In today’s educational climate, it seems that all things must be tied directly to STEM, Science, Technology, Engineering, and Math. Strictly speaking, that neglects an array of other topics like language, history, social science, art - the list goes on. However, remembering that STEM is included in all of those other subjects can help increase connections between subjects, improving student retention and application of information.

In art, critical thinking skills are essential to process information and resources and then manipulate those items to convey an idea or emotion. In STEM fields, creative virtues of the arts are essential to assess information and then apply it to potential interpretations. Students need a balance of rules and creativity to fully exercise the information they’re receiving inside the classroom.

The financial strains many school districts are enduring have meant a cut to programming, in many cases arts and foreign language. That means that students are missing a crucial element of their educational experience OR that classroom teachers have to add in arts content into an already crowded academic calendar.

PBS Arts has content for dance, theatre, visual art, film, music, and writing that can be incorporated into other academic courses, whether or not your school is among those without an art instructor. Ask students to look for patterns in art and music. Use music as a historical timeline. Think of the transitions of music in America in the last hundred years alone and its relationship to what was going on socially and politically during that course.

Using the arts, we can further student understanding and application, and, with any luck, more thoroughly engage them in learning.

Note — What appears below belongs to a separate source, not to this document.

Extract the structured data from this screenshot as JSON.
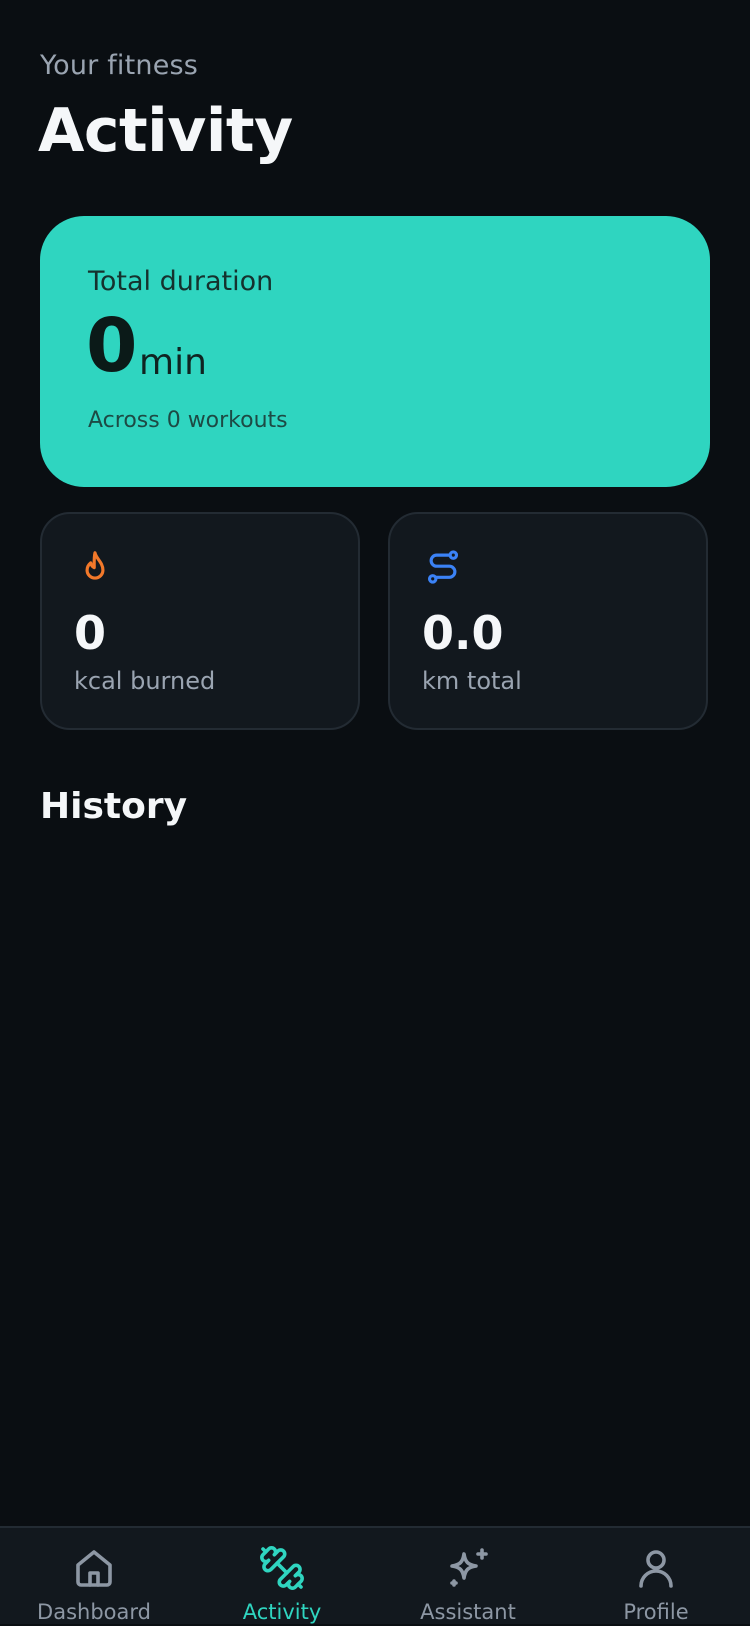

If you’re looking for more arts content, check out GPB’s resource page on poetry and episodes of Georgia Traveler like #512, exploring the architectural and artistic design of Gibbs Gardens.